Neither of the sitting Members stood for re-election in 1780, and the Birmingham freeholders were determined not to relinquish the advantage they had gained. The Birmingham Gazette, 11 Sept. 1780, carried the following notice:
It is probable two other gentlemen may be nominated in their stead, in a great measure unconnected with this opulent town and its vicinity, and therefore not very likely to attend closely to its interests.
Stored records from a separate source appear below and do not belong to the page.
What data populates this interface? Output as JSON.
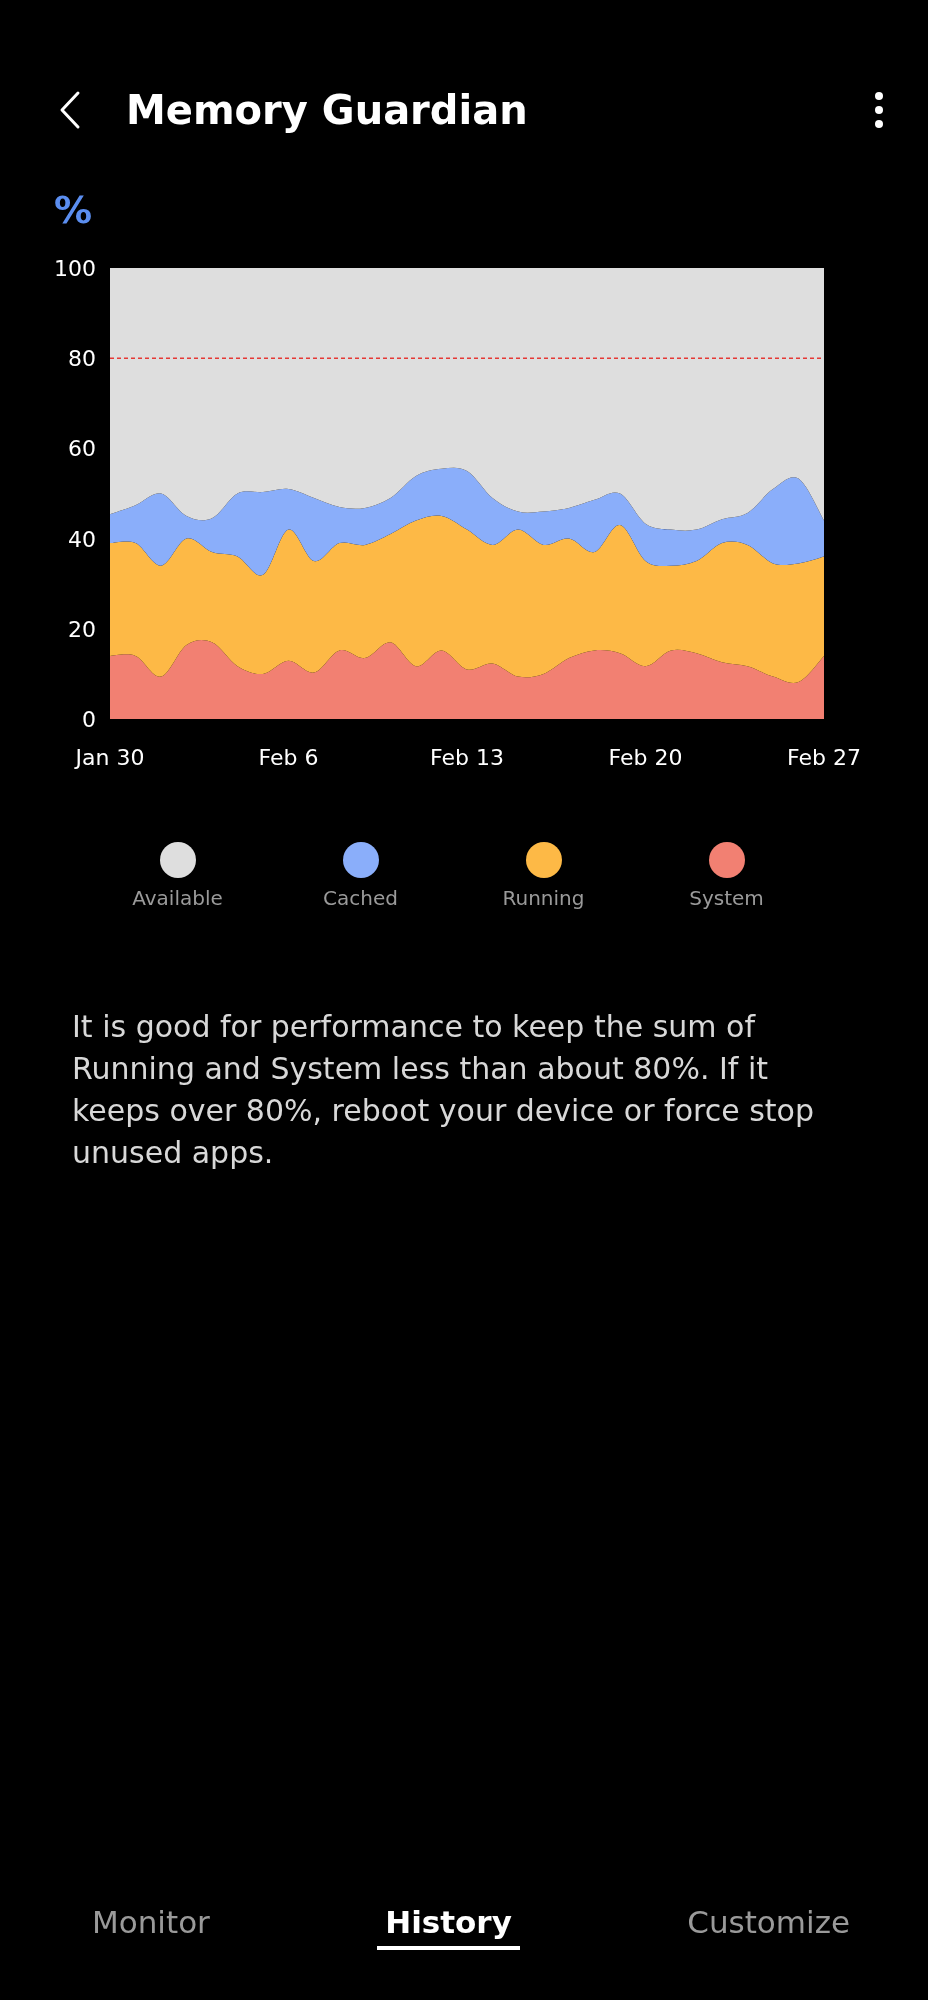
{
  "header": {
    "title": "Memory Guardian"
  },
  "chart": {
    "unit": "%",
    "chart_data": {
      "type": "area",
      "stacked": true,
      "categories": [
        "Jan 30",
        null,
        null,
        null,
        null,
        null,
        null,
        "Feb 6",
        null,
        null,
        null,
        null,
        null,
        null,
        "Feb 13",
        null,
        null,
        null,
        null,
        null,
        null,
        "Feb 20",
        null,
        null,
        null,
        null,
        null,
        null,
        "Feb 27"
      ],
      "ylim": [
        0,
        100
      ],
      "yticks": [
        0,
        20,
        40,
        60,
        80,
        100
      ],
      "series": [
        {
          "name": "Available",
          "color": "#dedede",
          "values": [
            54.6,
            52.6,
            50,
            55,
            55.5,
            50,
            49.7,
            49,
            51,
            53,
            53.2,
            51,
            46.1,
            44.5,
            45,
            51,
            54,
            54,
            53.2,
            51.4,
            50,
            56.7,
            58,
            58,
            55.7,
            54.3,
            49,
            46.7,
            56
          ]
        },
        {
          "name": "Cached",
          "color": "#8aaefa",
          "values": [
            6.4,
            8.4,
            16,
            5,
            7.5,
            14,
            18.3,
            9,
            14,
            8,
            8.2,
            8,
            9.9,
            10.5,
            13,
            10.4,
            4,
            7.4,
            6.8,
            11.6,
            7,
            8.3,
            8,
            7,
            5.3,
            7.1,
            16.5,
            18.8,
            8
          ]
        },
        {
          "name": "Running",
          "color": "#fdb946",
          "values": [
            25,
            25,
            24.6,
            23.6,
            20,
            24.3,
            22,
            29.1,
            24.7,
            23.8,
            25.1,
            24,
            32.3,
            29.8,
            31,
            26.3,
            32.6,
            28.6,
            26.5,
            21.8,
            28.4,
            23.3,
            18.8,
            20.4,
            26.4,
            26.9,
            25.1,
            26.3,
            22
          ]
        },
        {
          "name": "System",
          "color": "#f28072",
          "values": [
            14,
            14,
            9.4,
            16.4,
            17,
            11.7,
            10,
            12.9,
            10.3,
            15.2,
            13.5,
            17,
            11.7,
            15.2,
            11,
            12.3,
            9.4,
            10,
            13.5,
            15.2,
            14.6,
            11.7,
            15.2,
            14.6,
            12.6,
            11.7,
            9.4,
            8.2,
            14
          ]
        }
      ],
      "ref_lines": [
        {
          "axis": "y",
          "value": 80,
          "color": "#e53935"
        }
      ]
    }
  },
  "note": "It is good for performance to keep the sum of Running and System less than about 80%. If it keeps over 80%, reboot your device or force stop unused apps.",
  "tabs": [
    {
      "label": "Monitor",
      "selected": false
    },
    {
      "label": "History",
      "selected": true
    },
    {
      "label": "Customize",
      "selected": false
    }
  ]
}
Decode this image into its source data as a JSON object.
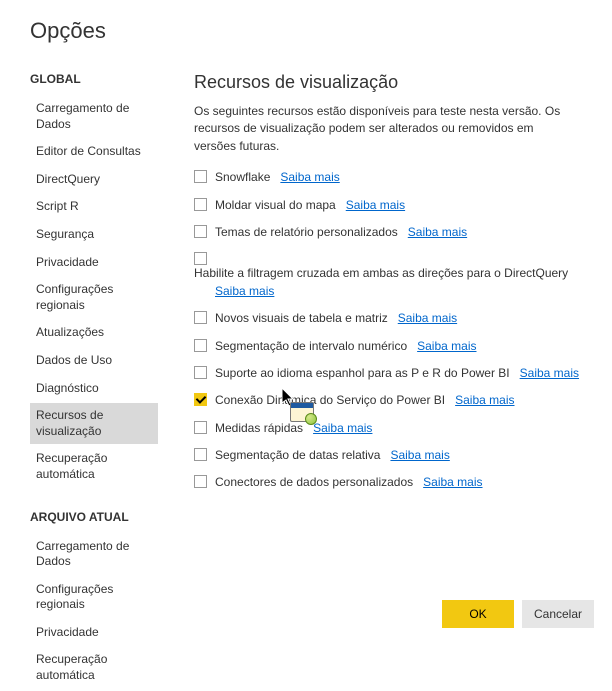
{
  "dialog": {
    "title": "Opções"
  },
  "sidebar": {
    "sections": [
      {
        "header": "GLOBAL",
        "items": [
          "Carregamento de Dados",
          "Editor de Consultas",
          "DirectQuery",
          "Script R",
          "Segurança",
          "Privacidade",
          "Configurações regionais",
          "Atualizações",
          "Dados de Uso",
          "Diagnóstico",
          "Recursos de visualização",
          "Recuperação automática"
        ]
      },
      {
        "header": "ARQUIVO ATUAL",
        "items": [
          "Carregamento de Dados",
          "Configurações regionais",
          "Privacidade",
          "Recuperação automática"
        ]
      }
    ],
    "selected": "Recursos de visualização"
  },
  "main": {
    "title": "Recursos de visualização",
    "description": "Os seguintes recursos estão disponíveis para teste nesta versão. Os recursos de visualização podem ser alterados ou removidos em versões futuras.",
    "learn_more_text": "Saiba mais",
    "features": [
      {
        "label": "Snowflake",
        "checked": false
      },
      {
        "label": "Moldar visual do mapa",
        "checked": false
      },
      {
        "label": "Temas de relatório personalizados",
        "checked": false
      },
      {
        "label": "Habilite a filtragem cruzada em ambas as direções para o DirectQuery",
        "checked": false,
        "wrap": true
      },
      {
        "label": "Novos visuais de tabela e matriz",
        "checked": false
      },
      {
        "label": "Segmentação de intervalo numérico",
        "checked": false
      },
      {
        "label": "Suporte ao idioma espanhol para as P e R do Power BI",
        "checked": false
      },
      {
        "label": "Conexão Dinâmica do Serviço do Power BI",
        "checked": true
      },
      {
        "label": "Medidas rápidas",
        "checked": false,
        "obscured": true
      },
      {
        "label": "Segmentação de datas relativa",
        "checked": false,
        "obscured": true
      },
      {
        "label": "Conectores de dados personalizados",
        "checked": false
      }
    ]
  },
  "footer": {
    "ok": "OK",
    "cancel": "Cancelar"
  }
}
Under these circumstances, a meeting of some of the most respectable freeholders has been convened, and ... is determined to form an association of the independent freeholders in this town and county.
The objects of the association were explained in a letter from Thomas Gem to Lord Dartmouth:8
The various commercial regulations so frequently made by the legislature affect the trade and manufactures of this place very much and render it an object of great importance to its inhabitants that gentlemen may, if possible, be chosen for the county who are connected with the people and not entirely uninformed of the particulars in which their interest consists. ... We have applied to Sir Robert Lawley for this purpose, who has consented to stand forth as a candidate ... The freeholders in this place and its environs are almost unanimous in his favour.
At the county meeting, Lawley’s nomination was accepted without opposition, but two other candidates, Sir George Shuckburgh and William Holbech were proposed for second place.9 Holbech was not willing to face a contest, however, and Lawley and Shuckburgh were returned unopposed; and again in 1784.